By Amanda Hernández, Zoe Pierce and Khushboo Rathore
The University of Maryland’s SGA passed an emergency resolution Thursday night calling on university administration to move final exams to an online environment as COVID-19 surges on campus.
Over an hour before the meeting, university President Darryll Pines announced in an email that all winter commencement events are canceled, and students and faculty are required to wear KN95 masks for in-person exams.
Multiple members of the legislation co-sponsored the resolution, which highlights university administration’s lack of preparation for the omicron variant and issues that students have presented to the Student Government Association since the announcement.
“They canceled the commencement, so [administrators] obviously know that is a problem. But they are not willing to cancel in-person finals, which can also be as much of a breeding ground for COVID,” said SGA President Kislay Parashar. “That’s the big issue.”
The bill’s primary sponsor, Nicholas Marks, the education representative, said the university’s decision not to move final exams online “goes against the messaging from UMD administration this entire semester, which has been to follow the science.”
Marks added that he wrote the resolution because “there was a clear need to tell the university that in order to maintain its reputation, it needs to follow what other colleges around the country are doing.”
The resolution cites universities such as Cornell University, George Washington University and Princeton University had moved final exams online due to COVID-19 surges.
“It seems kind of selfish for the university to be doing what it does, and it’s not a personal attack on President Pines at all. It’s just what we think is a misguided position,” said Marks, a freshman government and politics and secondary education major. “It’s a significant health risk with what the university is doing.”
Before the administration’s decision was made public, members of the SGA worked behind the scenes to collect student testimonials in an attempt to persuade the university to move final exams online. Parashar said he forwarded many of the testimonies to administration before they came to a decision about final exams.
“The testimonies were very moving, they were written by students who have issues with going back home right after finals of possibly taking COVID with them,” the senior computer engineering major said.
Once the administration made its decision not to, the SGA went forward with its meeting and passed the resolution with a vote of 24-0 with two abstentations.
“I’m hoping that the resolution really holds administration accountable and lets students know that we try … we fought for them, we fought for what they have been telling us — what they’re scared about,” said Ashley Deng, the SGA health and wellness director. “We’re listening, and we’re really trying to continue to improve our relationship with administration so that in the future, hopefully we can make that difference.”
In addition to forwarding student concerns to administration, Parashar said the administration also received the growing online petition started by Ayelette Halbfinger, deputy chief of staff for the SGA.
The petition, which also called on the university to move final exams online, garnered over 3,000 signatures in under 10 hours.
“At the end of the day, we’re here working towards people’s health and I think that’s something that all 30,000-plus undergraduate Terps can get behind,” Halbfinger said. “And to see so many come behind it so quickly has been amazing.”

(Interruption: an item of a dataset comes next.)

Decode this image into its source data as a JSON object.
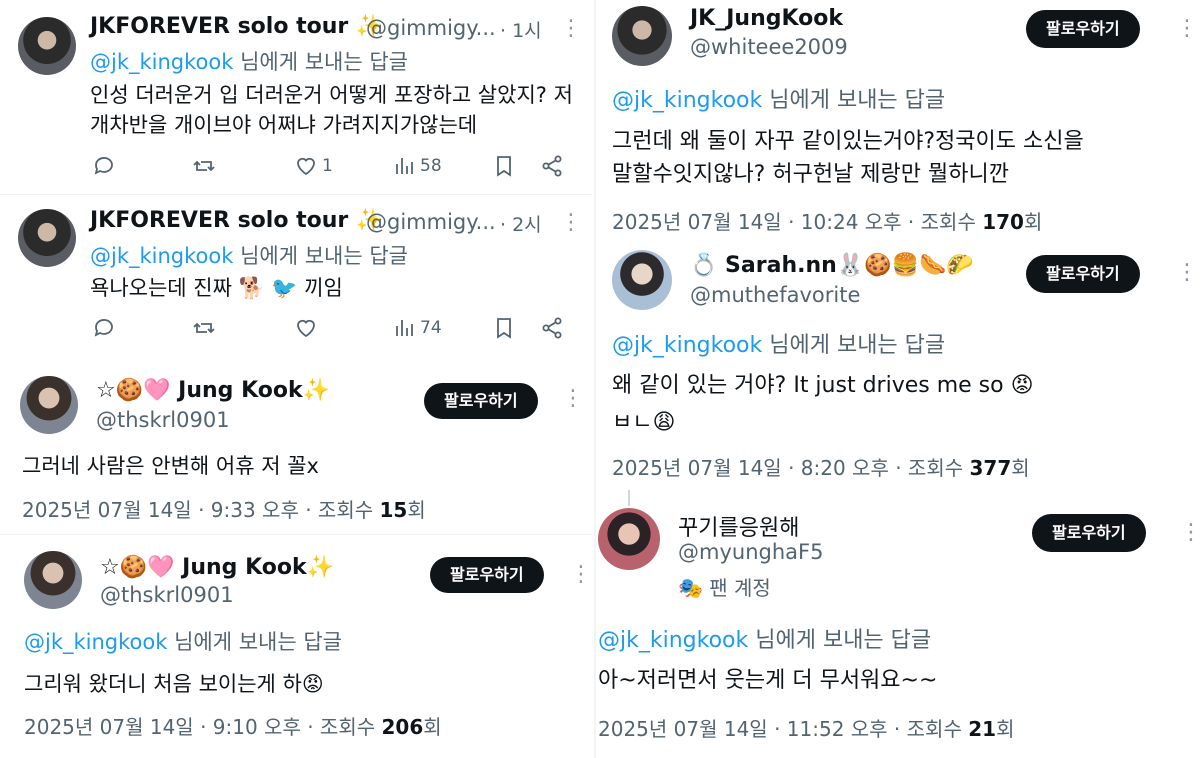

The junior finance and operations management and business analytics student started the petition after her own concerns about health and safety were echoed by other students around her, including concerns about room capacities, KN95 supplies and testing availability on and around the campus.
She said since starting the petition, she’s heard from many students about their safety concerns with in-person final exams.
“Public health and the health of our students, our communities and the health of all of the families of these students, who everyone is now about to travel back to and their communities, should really be our top priority,” Halbfinger said.
Madhulika Nallani, the SGA academic affairs director, echoed Halbfinger’s sentiments, adding that equitable access to testing and other resources is another concern that must be addressed.
“We see the lack and already limited testing facilities that there are, it puts vulnerable communities in College Park at further risk of being unable to get that testing that they need to ensure that they’re okay,” said Nallani, a senior cell biology and genetics major.
The resolution comes as the university reports a semester-high 98 positive cases from campus testing Wednesday, Pines wrote in a campuswide email.
“I have tremendous respect for Dr. President Pines and his entire cabinet, but I don’t think this was the right decision when taking into account the health of our students,” Halbfinger said.
CORRECTION: Due to a reporting error, a previous version of this story misstated Ayelette Halbfinger’s SGA position. She is deputy chief of staff, not chief of staff. This story has been updated.